Islet Endothelial Dysfunction in Diabetes
Principal Investigator: R L Hull
Affiliation: University of Washington
Abstract: Type 2 diabetes is a common, debilitating disease affecting approximately 7% of the US population. A progressive decline in pancreatic islet 2-cell function, manifest as decreased insulin release, is a fundamental cause of type 2 diabetes, but the reasons for this decrease are not well understood. In addition to insulin secreting 2-cells, pancreatic islets contain an extensive capillary network to facilitate the release of insulin and other islet hormones into the blood. In diabetes, endothelial dysfunction affects several tissues and underlies the development of microvascular complications in organs such as the kidney and eye. In this proposal we will test the hypothesis that diabetic hyperglycemia-induced endothelial dysfunction in the islet contributes to impaired insulin release. We have demonstrated in our preliminary data that endothelial dysfunction, in the absence of hyperglycemia, is sufficient to cause impaired insulin release in transgenic mice that lack endothelial nitric oxide synthase (eNOS) and develop endothelial dysfunction. Additionally, we have shown that markers of endothelial dysfunction (decreased eNOS levels and increased oxidative/nitrative stress in endothelial cells) is present in islets of diabetic db/db mice as early as around one week after the onset of hyperglycemia. These data support our hypothesis and led us to proposed the following specific aims: Specific Aim 1. To determine whether endothelial dysfunction is sufficient to impair insulin release. eNOS-/- mice that develop endothelial dysfunction and C57BL/6J control mice that do not will be studied for up to 12 weeks. We will determine insulin secretion in vivo and in vitro and will determine the time course of the development of impaired insulin release. Specific Aim 2. To determine the time course of diabetes-induced endothelial dysfunction in the islet and the role of hyperglycemia in its development. We will first determine the time course of development of islet endothelial dysfunction by studying db/db mice prior to the onset of diabetes, after ~1 week of diabetes and after 8 weeks of diabetes.
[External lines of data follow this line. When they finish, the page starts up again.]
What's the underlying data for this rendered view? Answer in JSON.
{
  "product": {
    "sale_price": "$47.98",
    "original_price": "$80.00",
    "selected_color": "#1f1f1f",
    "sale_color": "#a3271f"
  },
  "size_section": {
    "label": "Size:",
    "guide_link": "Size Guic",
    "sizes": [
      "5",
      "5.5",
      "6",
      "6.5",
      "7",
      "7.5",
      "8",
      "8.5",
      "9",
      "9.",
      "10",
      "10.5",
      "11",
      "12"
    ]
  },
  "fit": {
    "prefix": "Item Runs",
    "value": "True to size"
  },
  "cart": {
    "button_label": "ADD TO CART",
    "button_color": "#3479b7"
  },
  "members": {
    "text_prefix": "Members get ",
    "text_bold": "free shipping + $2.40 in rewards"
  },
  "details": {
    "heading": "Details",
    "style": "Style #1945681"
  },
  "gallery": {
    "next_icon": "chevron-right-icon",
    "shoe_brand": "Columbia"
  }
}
We will then prevent the development of hyperglycemia with phlorizin treatment to determine whether this can prevent islet endothelial dysfunction. Specific Aim 3. To determine whether preventing endothelial dysfunction can improve insulin release in db/db diabetic mice. We will prevent the development of endothelial dysfunction in db/db mice by breeding db/+ mice with transgenic mice that overexpress eNOS. We will then determine insulin release in vivo. PUBLIC HEALTH RELEVANCE: Type 2 diabetes is a devastating disease that affects 7% of the US population and whose prevalence is rapidly increasing. Decreased release of the hormone insulin from the pancreatic islet is required for the development of type 2 diabetes. The focus of this proposal is the novel hypothesis that endothelial dysfunction occurs in the pancreatic islet in diabetes and contributes to decreased insulin release.
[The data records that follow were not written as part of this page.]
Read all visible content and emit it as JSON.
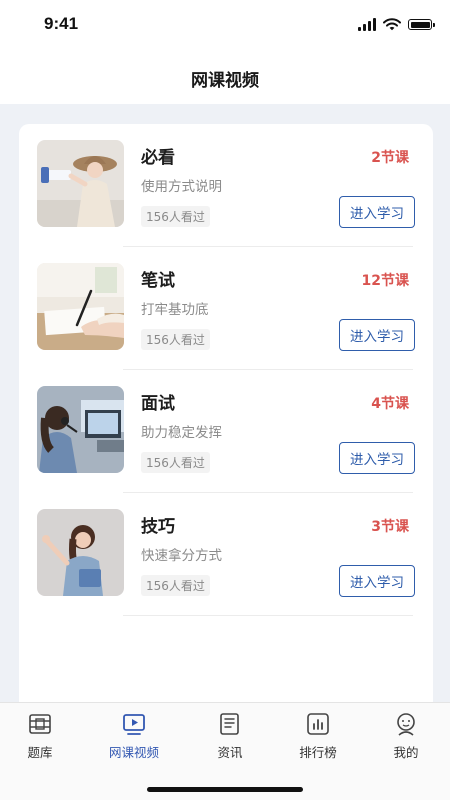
{
  "status_bar": {
    "time": "9:41"
  },
  "nav": {
    "title": "网课视频"
  },
  "courses": [
    {
      "title": "必看",
      "desc": "使用方式说明",
      "views": "156人看过",
      "lessons": "2节课",
      "button": "进入学习"
    },
    {
      "title": "笔试",
      "desc": "打牢基功底",
      "views": "156人看过",
      "lessons": "12节课",
      "button": "进入学习"
    },
    {
      "title": "面试",
      "desc": "助力稳定发挥",
      "views": "156人看过",
      "lessons": "4节课",
      "button": "进入学习"
    },
    {
      "title": "技巧",
      "desc": "快速拿分方式",
      "views": "156人看过",
      "lessons": "3节课",
      "button": "进入学习"
    }
  ],
  "tabs": [
    {
      "label": "题库",
      "icon": "question-bank-icon",
      "active": false
    },
    {
      "label": "网课视频",
      "icon": "video-icon",
      "active": true
    },
    {
      "label": "资讯",
      "icon": "news-icon",
      "active": false
    },
    {
      "label": "排行榜",
      "icon": "ranking-icon",
      "active": false
    },
    {
      "label": "我的",
      "icon": "profile-icon",
      "active": false
    }
  ],
  "colors": {
    "accent": "#3358b2",
    "lessons_red": "#d9534f",
    "button_border": "#2f5dab",
    "page_bg": "#eef1f6"
  }
}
Funding Period: ----------------2010 - ---------------2015-
more information: NIH RePORT